┌─ Source data

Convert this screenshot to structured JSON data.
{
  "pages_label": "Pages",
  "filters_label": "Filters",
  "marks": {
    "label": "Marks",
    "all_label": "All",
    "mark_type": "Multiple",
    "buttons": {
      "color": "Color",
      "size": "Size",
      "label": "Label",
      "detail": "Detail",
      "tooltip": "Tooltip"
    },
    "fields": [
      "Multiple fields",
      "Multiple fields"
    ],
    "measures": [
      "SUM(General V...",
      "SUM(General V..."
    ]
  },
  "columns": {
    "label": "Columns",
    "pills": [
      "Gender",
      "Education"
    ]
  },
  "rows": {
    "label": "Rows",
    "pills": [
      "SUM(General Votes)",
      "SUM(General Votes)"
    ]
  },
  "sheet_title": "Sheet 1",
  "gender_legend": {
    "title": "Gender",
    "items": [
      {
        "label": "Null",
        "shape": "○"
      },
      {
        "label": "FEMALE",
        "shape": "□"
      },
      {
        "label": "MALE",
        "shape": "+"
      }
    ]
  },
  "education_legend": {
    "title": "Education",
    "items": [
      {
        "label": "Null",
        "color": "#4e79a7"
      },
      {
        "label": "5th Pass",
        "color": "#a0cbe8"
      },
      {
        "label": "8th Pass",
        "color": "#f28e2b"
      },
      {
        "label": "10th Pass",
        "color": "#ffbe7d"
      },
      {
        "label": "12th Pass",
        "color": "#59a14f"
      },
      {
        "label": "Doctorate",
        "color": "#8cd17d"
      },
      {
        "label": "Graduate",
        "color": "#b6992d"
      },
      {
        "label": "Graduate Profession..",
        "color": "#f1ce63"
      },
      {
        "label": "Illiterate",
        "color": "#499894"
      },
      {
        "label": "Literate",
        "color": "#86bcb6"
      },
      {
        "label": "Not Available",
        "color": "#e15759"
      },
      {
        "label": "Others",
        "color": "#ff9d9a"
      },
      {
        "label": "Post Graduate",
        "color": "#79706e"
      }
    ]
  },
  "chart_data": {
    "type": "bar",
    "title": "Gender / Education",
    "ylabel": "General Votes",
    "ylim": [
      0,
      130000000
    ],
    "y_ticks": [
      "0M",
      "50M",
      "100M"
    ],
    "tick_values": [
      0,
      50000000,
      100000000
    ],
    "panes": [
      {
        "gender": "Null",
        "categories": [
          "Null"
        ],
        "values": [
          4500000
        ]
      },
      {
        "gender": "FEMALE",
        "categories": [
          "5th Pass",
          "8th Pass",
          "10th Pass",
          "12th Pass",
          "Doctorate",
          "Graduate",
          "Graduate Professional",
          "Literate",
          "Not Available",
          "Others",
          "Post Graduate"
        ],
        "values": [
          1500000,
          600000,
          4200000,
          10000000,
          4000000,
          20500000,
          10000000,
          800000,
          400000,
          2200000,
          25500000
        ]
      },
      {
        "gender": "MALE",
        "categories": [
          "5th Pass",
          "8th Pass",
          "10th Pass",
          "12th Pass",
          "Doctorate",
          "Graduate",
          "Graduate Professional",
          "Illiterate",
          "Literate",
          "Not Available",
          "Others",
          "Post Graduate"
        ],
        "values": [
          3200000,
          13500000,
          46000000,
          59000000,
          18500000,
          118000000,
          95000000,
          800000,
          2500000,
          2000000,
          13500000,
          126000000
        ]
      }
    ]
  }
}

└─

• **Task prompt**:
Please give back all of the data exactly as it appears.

• **Result for this task**:
Convert this screenshot to structured JSON data.
{
  "pages_label": "Pages",
  "filters_label": "Filters",
  "marks": {
    "label": "Marks",
    "all_label": "All",
    "mark_type": "Multiple",
    "buttons": {
      "color": "Color",
      "size": "Size",
      "label": "Label",
      "detail": "Detail",
      "tooltip": "Tooltip"
    },
    "fields": [
      "Multiple fields",
      "Multiple fields"
    ],
    "measures": [
      "SUM(General V...",
      "SUM(General V..."
    ]
  },
  "columns": {
    "label": "Columns",
    "pills": [
      "Gender",
      "Education"
    ]
  },
  "rows": {
    "label": "Rows",
    "pills": [
      "SUM(General Votes)",
      "SUM(General Votes)"
    ]
  },
  "sheet_title": "Sheet 1",
  "gender_legend": {
    "title": "Gender",
    "items": [
      {
        "label": "Null",
        "shape": "○"
      },
      {
        "label": "FEMALE",
        "shape": "□"
      },
      {
        "label": "MALE",
        "shape": "+"
      }
    ]
  },
  "education_legend": {
    "title": "Education",
    "items": [
      {
        "label": "Null",
        "color": "#4e79a7"
      },
      {
        "label": "5th Pass",
        "color": "#a0cbe8"
      },
      {
        "label": "8th Pass",
        "color": "#f28e2b"
      },
      {
        "label": "10th Pass",
        "color": "#ffbe7d"
      },
      {
        "label": "12th Pass",
        "color": "#59a14f"
      },
      {
        "label": "Doctorate",
        "color": "#8cd17d"
      },
      {
        "label": "Graduate",
        "color": "#b6992d"
      },
      {
        "label": "Graduate Profession..",
        "color": "#f1ce63"
      },
      {
        "label": "Illiterate",
        "color": "#499894"
      },
      {
        "label": "Literate",
        "color": "#86bcb6"
      },
      {
        "label": "Not Available",
        "color": "#e15759"
      },
      {
        "label": "Others",
        "color": "#ff9d9a"
      },
      {
        "label": "Post Graduate",
        "color": "#79706e"
      }
    ]
  },
  "chart_data": {
    "type": "bar",
    "title": "Gender / Education",
    "ylabel": "General Votes",
    "ylim": [
      0,
      130000000
    ],
    "y_ticks": [
      "0M",
      "50M",
      "100M"
    ],
    "tick_values": [
      0,
      50000000,
      100000000
    ],
    "panes": [
      {
        "gender": "Null",
        "categories": [
          "Null"
        ],
        "values": [
          4500000
        ]
      },
      {
        "gender": "FEMALE",
        "categories": [
          "5th Pass",
          "8th Pass",
          "10th Pass",
          "12th Pass",
          "Doctorate",
          "Graduate",
          "Graduate Professional",
          "Literate",
          "Not Available",
          "Others",
          "Post Graduate"
        ],
        "values": [
          1500000,
          600000,
          4200000,
          10000000,
          4000000,
          20500000,
          10000000,
          800000,
          400000,
          2200000,
          25500000
        ]
      },
      {
        "gender": "MALE",
        "categories": [
          "5th Pass",
          "8th Pass",
          "10th Pass",
          "12th Pass",
          "Doctorate",
          "Graduate",
          "Graduate Professional",
          "Illiterate",
          "Literate",
          "Not Available",
          "Others",
          "Post Graduate"
        ],
        "values": [
          3200000,
          13500000,
          46000000,
          59000000,
          18500000,
          118000000,
          95000000,
          800000,
          2500000,
          2000000,
          13500000,
          126000000
        ]
      }
    ]
  }
}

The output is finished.